Jamison, who emigrated to the United States from Northern Ireland as a young doctor, started a solo medical practice in Smithfield in 1961. He was joined several years later by Dr. Desmond Longford, and the two grew the practice into what is now known as the Smithfield Medical Center, he said Wednesday.

Early in his service to the town and its residents, Jamison became the Luter family doctor, and he was the packing company’s on-call physician “from Day One,” he said.

Today, he and Dr. Longford serve as the co-medical director at the free clinic, and he’s been part of the team there since the project was conceived.

Having retired in 2005 after 50 years in the practice of medicine, he said, working at the clinic is something he owes to the community that supported him.

“Payback is the way I look at it,” he said. “It’s my way of giving back to the community.”

And even though Wednesday’s donation represented a kind of payback for — or at least recognition of — his service to Smithfield Foods and the Smithfield community for so many years, Jamison was uncomfortable looking at it that way.

“I don’t like to think of it that way,” he said. “I like to think of it as a donation to the clinic and all the people there. I’m very touched, but I’m not the only one working there.”

Doris Salem, the executive director for WTFC, was ecstatic about the donation.

“It’s a tremendous help,” she said. “We graciously accept it and are pleased to have it.”

The clinic began operating out of new, larger quarters in October, thanks in large part to a grant from the Obici Foundation.

Since its 1,400 patients are treated free of charge, the only income for the clinic comes from grants and donations, Jamison pointed out.
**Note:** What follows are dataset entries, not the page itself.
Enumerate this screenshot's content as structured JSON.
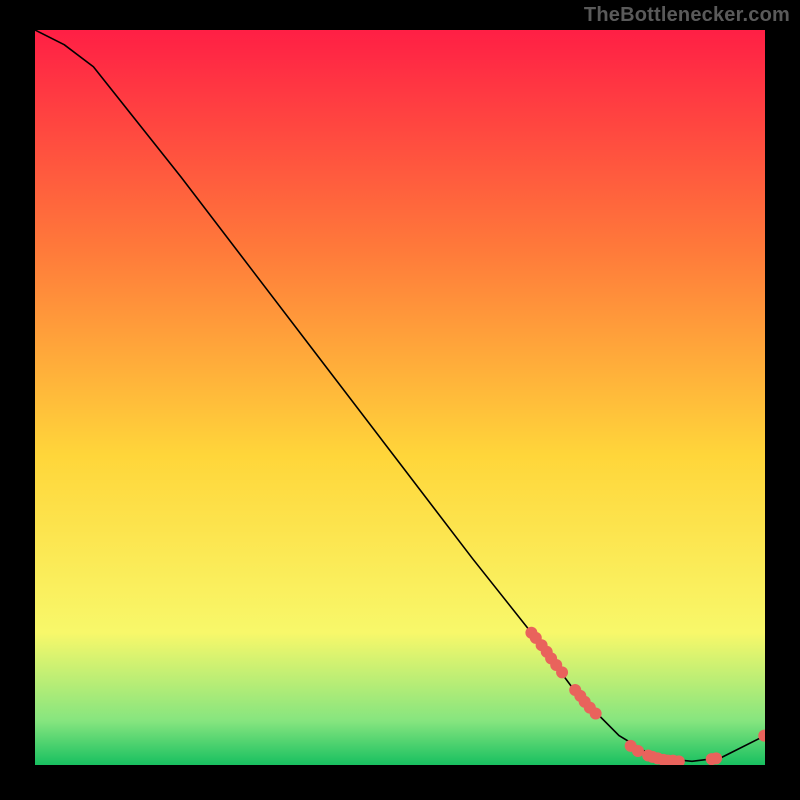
{
  "watermark": "TheBottlenecker.com",
  "colors": {
    "bg": "#000000",
    "line": "#000000",
    "dot": "#e9635c",
    "grad_top": "#ff1f45",
    "grad_mid1": "#ff7a3a",
    "grad_mid2": "#ffd63a",
    "grad_low1": "#f8f86a",
    "grad_low2": "#86e57f",
    "grad_bottom": "#18c060"
  },
  "chart_data": {
    "type": "line",
    "title": "",
    "xlabel": "",
    "ylabel": "",
    "xlim": [
      0,
      100
    ],
    "ylim": [
      0,
      100
    ],
    "curve": [
      {
        "x": 0,
        "y": 100
      },
      {
        "x": 4,
        "y": 98
      },
      {
        "x": 8,
        "y": 95
      },
      {
        "x": 12,
        "y": 90
      },
      {
        "x": 20,
        "y": 80
      },
      {
        "x": 30,
        "y": 67
      },
      {
        "x": 40,
        "y": 54
      },
      {
        "x": 50,
        "y": 41
      },
      {
        "x": 60,
        "y": 28
      },
      {
        "x": 68,
        "y": 18
      },
      {
        "x": 74,
        "y": 10
      },
      {
        "x": 80,
        "y": 4
      },
      {
        "x": 85,
        "y": 1
      },
      {
        "x": 90,
        "y": 0.5
      },
      {
        "x": 94,
        "y": 1
      },
      {
        "x": 100,
        "y": 4
      }
    ],
    "dots": [
      {
        "x": 68.0,
        "y": 18.0
      },
      {
        "x": 68.6,
        "y": 17.3
      },
      {
        "x": 69.4,
        "y": 16.3
      },
      {
        "x": 70.1,
        "y": 15.4
      },
      {
        "x": 70.7,
        "y": 14.5
      },
      {
        "x": 71.4,
        "y": 13.6
      },
      {
        "x": 72.2,
        "y": 12.6
      },
      {
        "x": 74.0,
        "y": 10.2
      },
      {
        "x": 74.7,
        "y": 9.4
      },
      {
        "x": 75.3,
        "y": 8.6
      },
      {
        "x": 76.0,
        "y": 7.8
      },
      {
        "x": 76.8,
        "y": 7.0
      },
      {
        "x": 81.6,
        "y": 2.6
      },
      {
        "x": 82.6,
        "y": 1.9
      },
      {
        "x": 84.0,
        "y": 1.3
      },
      {
        "x": 84.6,
        "y": 1.1
      },
      {
        "x": 85.3,
        "y": 0.9
      },
      {
        "x": 86.1,
        "y": 0.7
      },
      {
        "x": 86.7,
        "y": 0.6
      },
      {
        "x": 87.4,
        "y": 0.6
      },
      {
        "x": 88.2,
        "y": 0.5
      },
      {
        "x": 92.7,
        "y": 0.8
      },
      {
        "x": 93.3,
        "y": 0.9
      },
      {
        "x": 99.9,
        "y": 4.0
      }
    ]
  }
}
“We are very dependent on donations and grants,” he said. “A lot of people have been very generous. If not, (the clinic) wouldn’t be there.”